These Terms shall be governed by and construed in accordance with the laws of England and Wales and you irrevocably submit to the exclusive jurisdiction of the courts of England and Wales to settle any dispute which may arise out of or in connection with these Terms. If you live outside the United Kingdom, English law shall apply only to the extent that English law shall not deprive you of any legal protection accorded in accordance with the law of the place where you are habitually resident ("Local Law"). In the event English law deprives you of any legal protection which is accorded to you under Local Law, then these terms shall be governed by Local Law and any dispute or claim arising out of or in connection with these Terms shall be subject to the non-exclusive jurisdiction of the courts where you are habitually resident.

You may print and keep a copy of these Terms, which form the entire agreement between you and Mondaq and supersede any other communications or advertising in respect of the Service and/or the Website.

No delay in exercising or non-exercise by you and/or Mondaq of any of its rights under or in connection with these Terms shall operate as a waiver or release of each of your or Mondaq’s right. Rather, any such waiver or release must be specifically granted in writing signed by the party granting it.

If any part of these Terms is held unenforceable, that part shall be enforced to the maximum extent permissible so as to give effect to the intent of the parties, and the Terms shall continue in full force and effect.

Mondaq shall not incur any liability to you on account of any loss or damage resulting from any delay or failure to perform all or any part of these Terms if such delay or failure is caused, in whole or in part, by events, occurrences, or causes beyond the control of Mondaq.
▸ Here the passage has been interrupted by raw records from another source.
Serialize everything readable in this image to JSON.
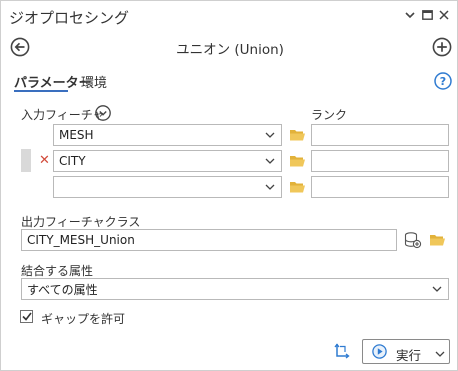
{
  "window": {
    "title": "ジオプロセシング"
  },
  "tool": {
    "name": "ユニオン (Union)"
  },
  "tabs": [
    {
      "label": "パラメーター",
      "active": true
    },
    {
      "label": "環境",
      "active": false
    }
  ],
  "input_features": {
    "label": "入力フィーチャ",
    "rank_label": "ランク",
    "rows": [
      {
        "feature": "MESH",
        "rank": ""
      },
      {
        "feature": "CITY",
        "rank": ""
      },
      {
        "feature": "",
        "rank": ""
      }
    ]
  },
  "output": {
    "label": "出力フィーチャクラス",
    "value": "CITY_MESH_Union"
  },
  "join_attributes": {
    "label": "結合する属性",
    "value": "すべての属性"
  },
  "gaps": {
    "label": "ギャップを許可",
    "checked": true
  },
  "run": {
    "label": "実行"
  },
  "colors": {
    "accent": "#3a6fbf",
    "folder": "#e2b23a",
    "remove": "#d24a3a",
    "run_icon": "#2f7bd1"
  }
}
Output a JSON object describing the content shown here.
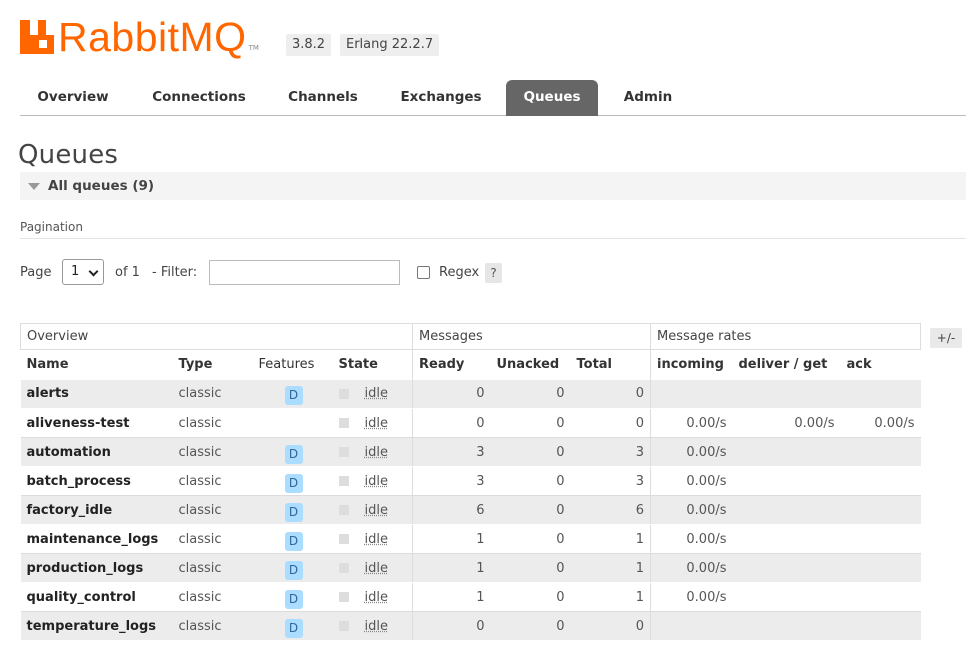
{
  "header": {
    "logo_text": "RabbitMQ",
    "logo_tm": "TM",
    "version": "3.8.2",
    "erlang": "Erlang 22.2.7"
  },
  "nav": {
    "tabs": [
      {
        "label": "Overview",
        "active": false
      },
      {
        "label": "Connections",
        "active": false
      },
      {
        "label": "Channels",
        "active": false
      },
      {
        "label": "Exchanges",
        "active": false
      },
      {
        "label": "Queues",
        "active": true
      },
      {
        "label": "Admin",
        "active": false
      }
    ]
  },
  "page": {
    "title": "Queues",
    "section_all": "All queues (9)",
    "pagination_label": "Pagination"
  },
  "controls": {
    "page_label": "Page",
    "page_value": "1",
    "of_label": "of 1",
    "filter_label": "- Filter:",
    "filter_value": "",
    "regex_label": "Regex",
    "help_label": "?",
    "columns_toggle": "+/-"
  },
  "table": {
    "groups": [
      "Overview",
      "Messages",
      "Message rates"
    ],
    "columns": [
      "Name",
      "Type",
      "Features",
      "State",
      "Ready",
      "Unacked",
      "Total",
      "incoming",
      "deliver / get",
      "ack"
    ],
    "rows": [
      {
        "name": "alerts",
        "type": "classic",
        "feature": "D",
        "state": "idle",
        "ready": "0",
        "unacked": "0",
        "total": "0",
        "incoming": "",
        "deliver": "",
        "ack": ""
      },
      {
        "name": "aliveness-test",
        "type": "classic",
        "feature": "",
        "state": "idle",
        "ready": "0",
        "unacked": "0",
        "total": "0",
        "incoming": "0.00/s",
        "deliver": "0.00/s",
        "ack": "0.00/s"
      },
      {
        "name": "automation",
        "type": "classic",
        "feature": "D",
        "state": "idle",
        "ready": "3",
        "unacked": "0",
        "total": "3",
        "incoming": "0.00/s",
        "deliver": "",
        "ack": ""
      },
      {
        "name": "batch_process",
        "type": "classic",
        "feature": "D",
        "state": "idle",
        "ready": "3",
        "unacked": "0",
        "total": "3",
        "incoming": "0.00/s",
        "deliver": "",
        "ack": ""
      },
      {
        "name": "factory_idle",
        "type": "classic",
        "feature": "D",
        "state": "idle",
        "ready": "6",
        "unacked": "0",
        "total": "6",
        "incoming": "0.00/s",
        "deliver": "",
        "ack": ""
      },
      {
        "name": "maintenance_logs",
        "type": "classic",
        "feature": "D",
        "state": "idle",
        "ready": "1",
        "unacked": "0",
        "total": "1",
        "incoming": "0.00/s",
        "deliver": "",
        "ack": ""
      },
      {
        "name": "production_logs",
        "type": "classic",
        "feature": "D",
        "state": "idle",
        "ready": "1",
        "unacked": "0",
        "total": "1",
        "incoming": "0.00/s",
        "deliver": "",
        "ack": ""
      },
      {
        "name": "quality_control",
        "type": "classic",
        "feature": "D",
        "state": "idle",
        "ready": "1",
        "unacked": "0",
        "total": "1",
        "incoming": "0.00/s",
        "deliver": "",
        "ack": ""
      },
      {
        "name": "temperature_logs",
        "type": "classic",
        "feature": "D",
        "state": "idle",
        "ready": "0",
        "unacked": "0",
        "total": "0",
        "incoming": "",
        "deliver": "",
        "ack": ""
      }
    ]
  },
  "colors": {
    "brand": "#ff6600",
    "active_tab": "#666666",
    "feature_badge": "#aaddff"
  }
}
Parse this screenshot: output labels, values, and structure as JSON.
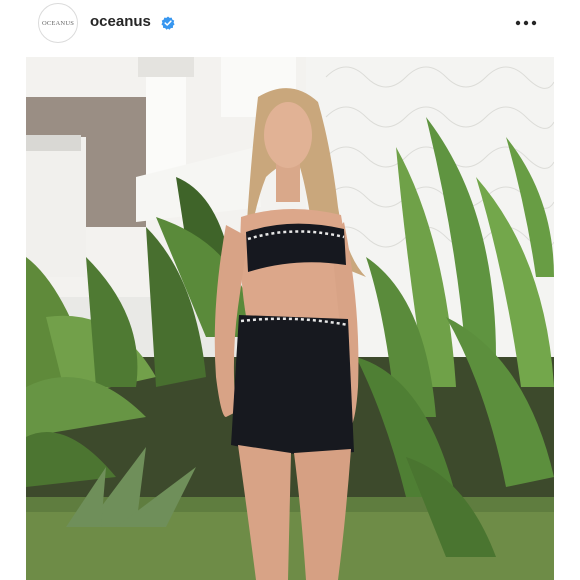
{
  "post": {
    "username": "oceanus",
    "avatar_text": "OCEANUS",
    "verified": true,
    "verified_icon": "verified-badge-icon",
    "more_icon": "more-options-icon"
  },
  "colors": {
    "verified_blue": "#3897f0",
    "text": "#262626"
  }
}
Such events, occurrences or causes will include, without limitation, acts of God, strikes, lockouts, server and network failure, riots, acts of war, earthquakes, fire and explosions.

By clicking Register you state you have read and agree to our Terms and Conditions